In the 1980s, he began to experiment with TV comedy, and to toy with the sitcom form, with his first series, "It's Garry Shandling's Show," a Showtime project that made no bones about its inherently artificial nature: the actors in this otherwise standard domestic comedy routinely broke the fourth wall to comment on what they were up to. Even the theme song began with the explanatory lyrics, "The theme to Garry's show…."
Then, in August 1992, Shandling created for HBO his comic masterpiece with "The Larry Sanders Show," which starred him as an egomaniacal late-night TV host with an angst-ridden show-biz life behind the scenes.
It was just three months after Johnny Carson had retired from "The Tonight Show," where Shandling had appeared as a stand-up and occasional Carson stand-in. It seemed a wry but deeply felt homage to the King of Late Night.
But it was more. "Larry Sanders" proved to be an act of courage, a brave effort led by someone portraying a character dangerously close to himself. As Larry, Garry dug deep to confront his own demons, and did it brilliantly as the series teetered between dual realities: public and private; make-believe and painfully true.

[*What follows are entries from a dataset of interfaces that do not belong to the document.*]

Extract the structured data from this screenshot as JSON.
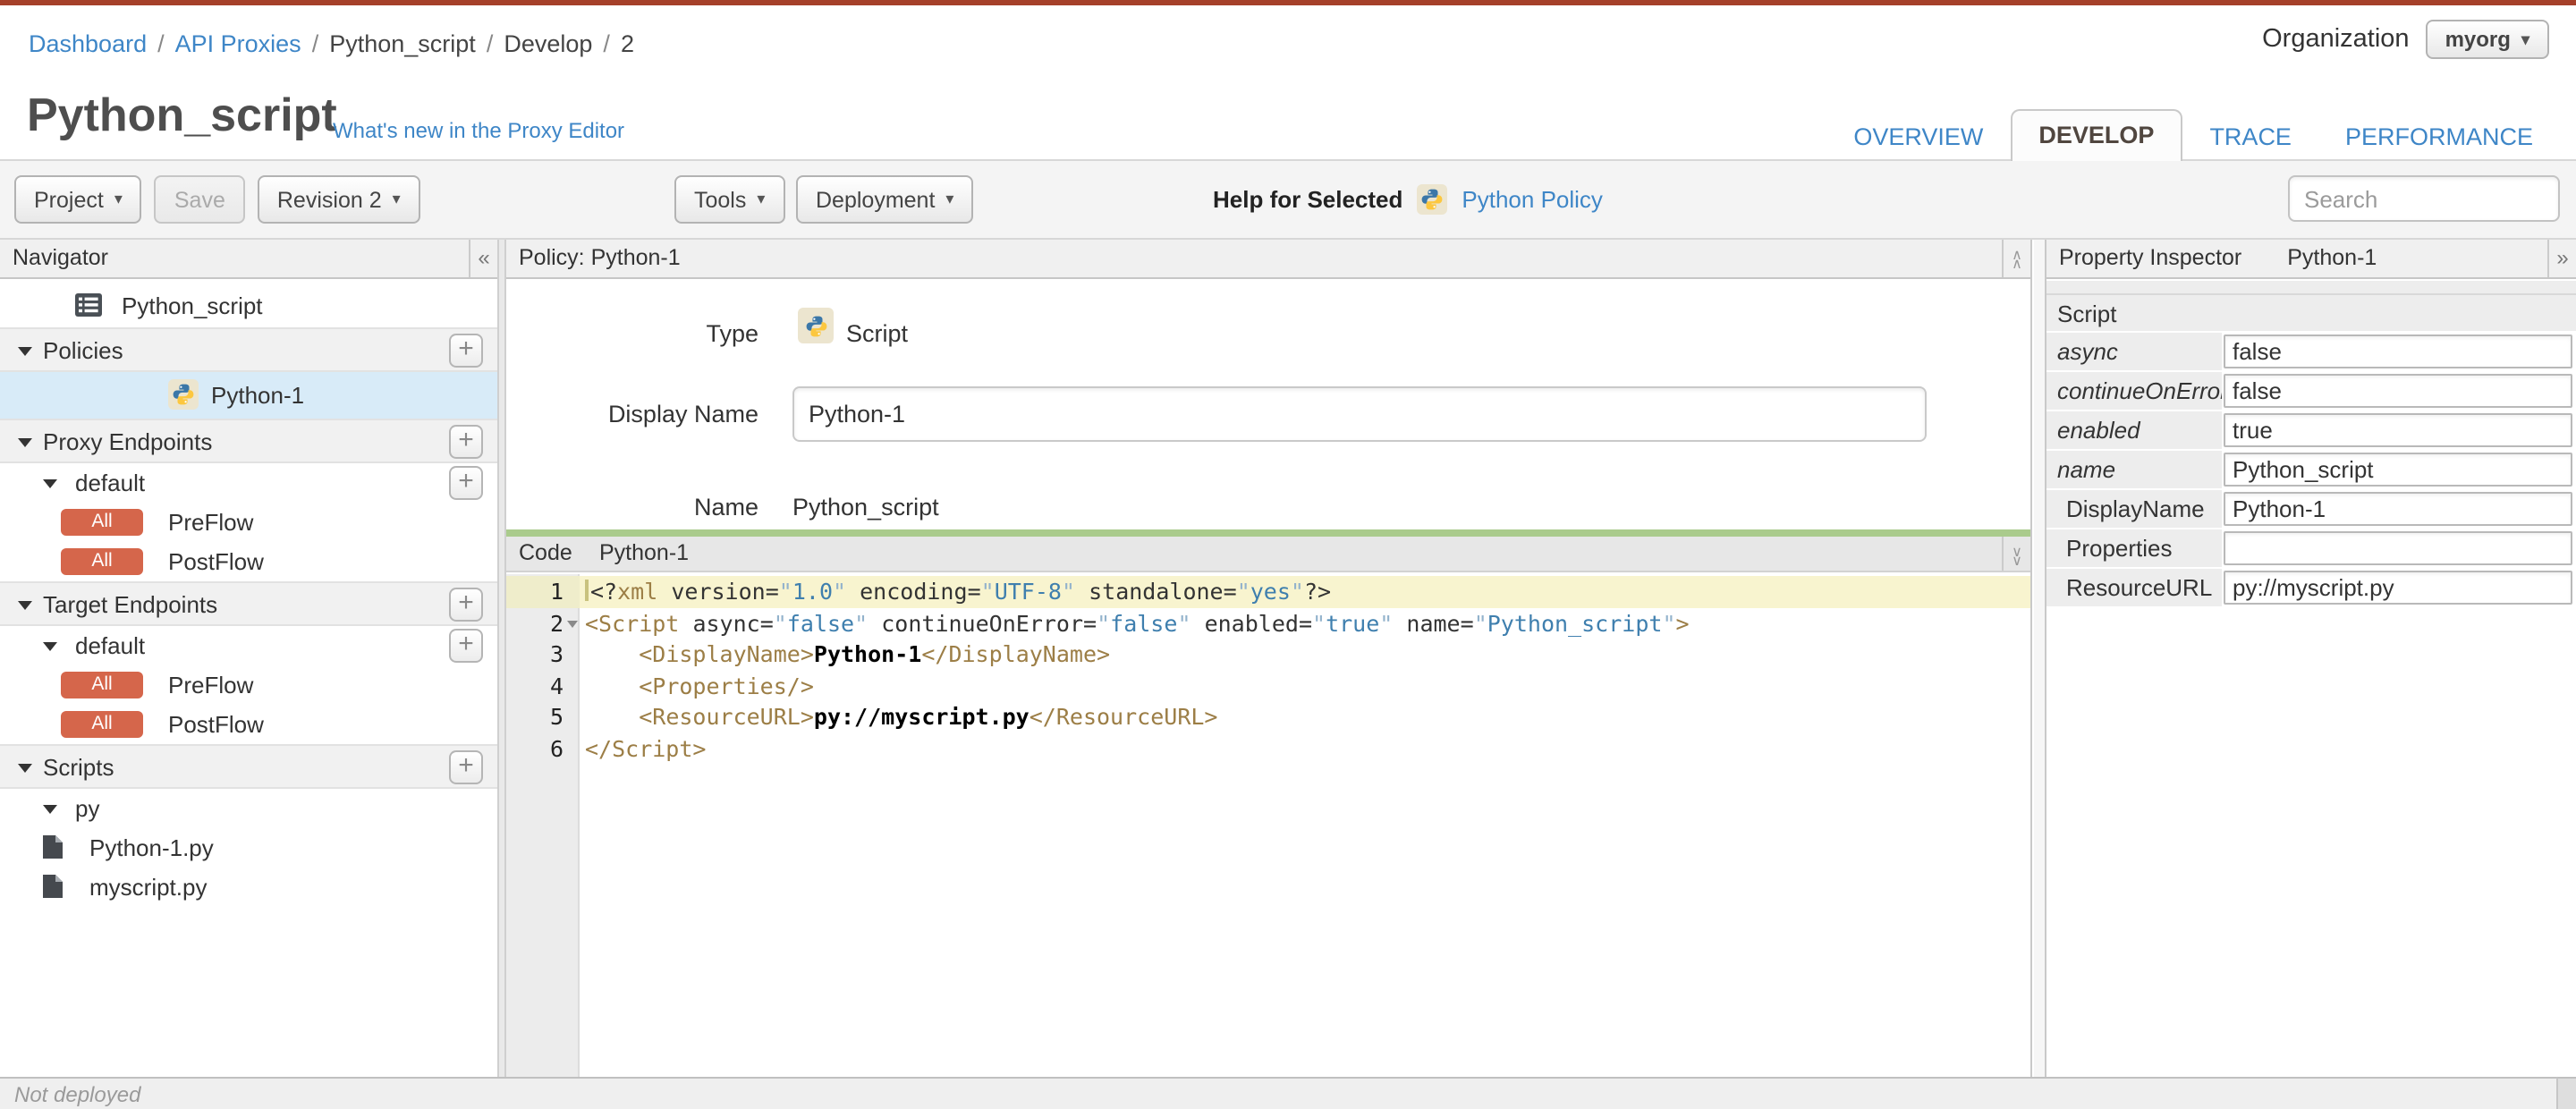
{
  "colors": {
    "top_bar": "#a5402a",
    "link": "#3e86c7",
    "badge_all": "#d5664b",
    "selected_row": "#d8ebf8",
    "active_line": "#f8f4cf",
    "code_green_bar": "#aacb8c",
    "tab_active_text": "#50463f",
    "code_tag": "#9c7e46",
    "code_string": "#3f7fae"
  },
  "topbar": {
    "breadcrumb": [
      {
        "label": "Dashboard",
        "link": true
      },
      {
        "label": "API Proxies",
        "link": true
      },
      {
        "label": "Python_script",
        "link": false
      },
      {
        "label": "Develop",
        "link": false
      },
      {
        "label": "2",
        "link": false
      }
    ],
    "organization_label": "Organization",
    "organization_value": "myorg"
  },
  "header": {
    "title": "Python_script",
    "whats_new_link": "What's new in the Proxy Editor",
    "tabs": [
      {
        "label": "OVERVIEW",
        "active": false
      },
      {
        "label": "DEVELOP",
        "active": true
      },
      {
        "label": "TRACE",
        "active": false
      },
      {
        "label": "PERFORMANCE",
        "active": false
      }
    ]
  },
  "toolbar": {
    "project_label": "Project",
    "save_label": "Save",
    "revision_label": "Revision 2",
    "tools_label": "Tools",
    "deployment_label": "Deployment",
    "help_label": "Help for Selected",
    "help_icon": "python-icon",
    "help_link": "Python Policy",
    "search_placeholder": "Search"
  },
  "navigator": {
    "title": "Navigator",
    "collapse_icon": "«",
    "tree": [
      {
        "type": "root",
        "label": "Python_script",
        "icon": "proxy-doc-icon"
      },
      {
        "type": "section",
        "label": "Policies",
        "expanded": true,
        "add": true
      },
      {
        "type": "policy",
        "label": "Python-1",
        "icon": "python-icon",
        "selected": true
      },
      {
        "type": "section",
        "label": "Proxy Endpoints",
        "expanded": true,
        "add": true
      },
      {
        "type": "node",
        "label": "default",
        "expanded": true,
        "add": true
      },
      {
        "type": "flow",
        "label": "PreFlow",
        "badge": "All"
      },
      {
        "type": "flow",
        "label": "PostFlow",
        "badge": "All"
      },
      {
        "type": "section",
        "label": "Target Endpoints",
        "expanded": true,
        "add": true
      },
      {
        "type": "node",
        "label": "default",
        "expanded": true,
        "add": true
      },
      {
        "type": "flow",
        "label": "PreFlow",
        "badge": "All"
      },
      {
        "type": "flow",
        "label": "PostFlow",
        "badge": "All"
      },
      {
        "type": "section",
        "label": "Scripts",
        "expanded": true,
        "add": true
      },
      {
        "type": "node",
        "label": "py",
        "expanded": true,
        "add": false
      },
      {
        "type": "file",
        "label": "Python-1.py",
        "icon": "file-icon"
      },
      {
        "type": "file",
        "label": "myscript.py",
        "icon": "file-icon"
      }
    ]
  },
  "policy": {
    "panel_header": "Policy: Python-1",
    "type_label": "Type",
    "type_icon": "python-icon",
    "type_value": "Script",
    "display_name_label": "Display Name",
    "display_name_value": "Python-1",
    "name_label": "Name",
    "name_value": "Python_script"
  },
  "code": {
    "tab_label": "Code",
    "file_label": "Python-1",
    "lines": [
      {
        "no": "1",
        "active": true,
        "fold": false,
        "tokens": [
          [
            "pm",
            "<?"
          ],
          [
            "tag",
            "xml"
          ],
          [
            "pl",
            " "
          ],
          [
            "attr",
            "version"
          ],
          [
            "pl",
            "="
          ],
          [
            "q",
            "\""
          ],
          [
            "str",
            "1.0"
          ],
          [
            "q",
            "\""
          ],
          [
            "pl",
            " "
          ],
          [
            "attr",
            "encoding"
          ],
          [
            "pl",
            "="
          ],
          [
            "q",
            "\""
          ],
          [
            "str",
            "UTF-8"
          ],
          [
            "q",
            "\""
          ],
          [
            "pl",
            " "
          ],
          [
            "attr",
            "standalone"
          ],
          [
            "pl",
            "="
          ],
          [
            "q",
            "\""
          ],
          [
            "str",
            "yes"
          ],
          [
            "q",
            "\""
          ],
          [
            "pm",
            "?>"
          ]
        ]
      },
      {
        "no": "2",
        "active": false,
        "fold": true,
        "tokens": [
          [
            "tag",
            "<Script"
          ],
          [
            "pl",
            " "
          ],
          [
            "attr",
            "async"
          ],
          [
            "pl",
            "="
          ],
          [
            "q",
            "\""
          ],
          [
            "str",
            "false"
          ],
          [
            "q",
            "\""
          ],
          [
            "pl",
            " "
          ],
          [
            "attr",
            "continueOnError"
          ],
          [
            "pl",
            "="
          ],
          [
            "q",
            "\""
          ],
          [
            "str",
            "false"
          ],
          [
            "q",
            "\""
          ],
          [
            "pl",
            " "
          ],
          [
            "attr",
            "enabled"
          ],
          [
            "pl",
            "="
          ],
          [
            "q",
            "\""
          ],
          [
            "str",
            "true"
          ],
          [
            "q",
            "\""
          ],
          [
            "pl",
            " "
          ],
          [
            "attr",
            "name"
          ],
          [
            "pl",
            "="
          ],
          [
            "q",
            "\""
          ],
          [
            "str",
            "Python_script"
          ],
          [
            "q",
            "\""
          ],
          [
            "tag",
            ">"
          ]
        ]
      },
      {
        "no": "3",
        "active": false,
        "fold": false,
        "tokens": [
          [
            "pl",
            "    "
          ],
          [
            "tag",
            "<DisplayName>"
          ],
          [
            "txt",
            "Python-1"
          ],
          [
            "tag",
            "</DisplayName>"
          ]
        ]
      },
      {
        "no": "4",
        "active": false,
        "fold": false,
        "tokens": [
          [
            "pl",
            "    "
          ],
          [
            "tag",
            "<Properties/>"
          ]
        ]
      },
      {
        "no": "5",
        "active": false,
        "fold": false,
        "tokens": [
          [
            "pl",
            "    "
          ],
          [
            "tag",
            "<ResourceURL>"
          ],
          [
            "txt",
            "py://myscript.py"
          ],
          [
            "tag",
            "</ResourceURL>"
          ]
        ]
      },
      {
        "no": "6",
        "active": false,
        "fold": false,
        "tokens": [
          [
            "tag",
            "</Script>"
          ]
        ]
      }
    ]
  },
  "inspector": {
    "title": "Property Inspector",
    "subtitle": "Python-1",
    "expand_icon": "»",
    "rows": [
      {
        "kind": "section",
        "label": "Script",
        "value": null
      },
      {
        "kind": "attr",
        "label": "async",
        "value": "false"
      },
      {
        "kind": "attr",
        "label": "continueOnError",
        "value": "false"
      },
      {
        "kind": "attr",
        "label": "enabled",
        "value": "true"
      },
      {
        "kind": "attr",
        "label": "name",
        "value": "Python_script"
      },
      {
        "kind": "elem",
        "label": "DisplayName",
        "value": "Python-1"
      },
      {
        "kind": "elem",
        "label": "Properties",
        "value": ""
      },
      {
        "kind": "elem",
        "label": "ResourceURL",
        "value": "py://myscript.py"
      }
    ]
  },
  "status_bar": {
    "text": "Not deployed"
  }
}
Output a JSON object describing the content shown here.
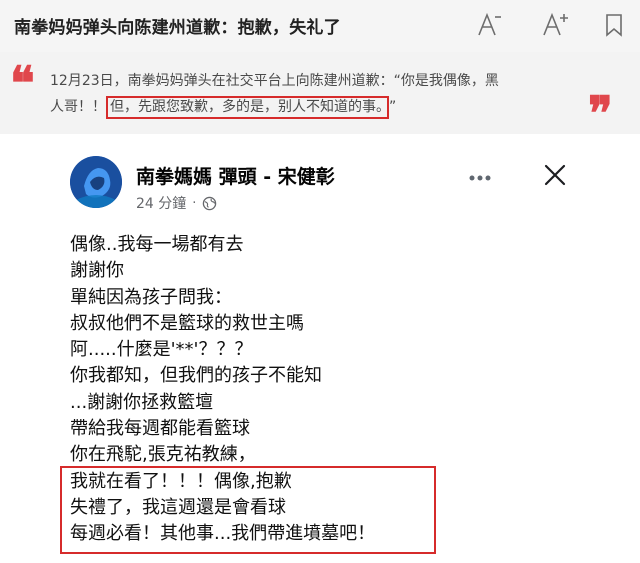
{
  "header": {
    "title": "南拳妈妈弹头向陈建州道歉：抱歉，失礼了",
    "font_decrease_icon": "font-size-decrease-icon",
    "font_increase_icon": "font-size-increase-icon",
    "bookmark_icon": "bookmark-icon"
  },
  "quote": {
    "line1": "12月23日，南拳妈妈弹头在社交平台上向陈建州道歉：“你是我偶像，黑",
    "line2_prefix": "人哥！！",
    "line2_highlight": "但，先跟您致歉，多的是，别人不知道的事。",
    "line2_suffix": "”",
    "accent_color": "#e0474c"
  },
  "post": {
    "author": "南拳媽媽 彈頭 - 宋健彰",
    "time": "24 分鐘",
    "dot": "·",
    "audience_icon": "globe-icon",
    "more_icon": "more-options-icon",
    "close_icon": "close-icon",
    "lines": [
      "偶像..我每一場都有去",
      "謝謝你",
      "單純因為孩子問我：",
      "叔叔他們不是籃球的救世主嗎",
      "阿.....什麼是'**'？？？",
      "你我都知，但我們的孩子不能知",
      "...謝謝你拯救籃壇",
      "帶給我每週都能看籃球",
      "你在飛駝,張克祐教練，",
      "我就在看了！！！偶像,抱歉",
      "失禮了，我這週還是會看球",
      "每週必看！其他事...我們帶進墳墓吧！"
    ],
    "highlight_color": "#d62b2b"
  }
}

The show explored the fuzzy distinction between TV life and real life, and the loneliness of someone at its crossing. The closest thing Larry had to friends were his chronically needy announcer Hank (Jeffrey Tambor) and his Napoleonic producer, Artie (Rip Torn). Together the three actors were among TV's best-ever trios.
After "Sanders" ended in 1998, Shandling's public appearances were few.
His films included "Hurlyburly" in 1998, "What Planet Are You From?" in 2000 and "Zoolander" in 2001.
He hosted the Emmy Awards in 2000 and 2004.
On the latter occasion, he spotted Donald Trump in the audience and congratulated the billionaire developer for hosting the Emmy-nominated "The Apprentice."
"Nice to see a man who's paid his dues, worked hard," Shandling said. "We all know what it feels like to have to build 80-story condos and gambling casinos just to get our foot in the door in show business."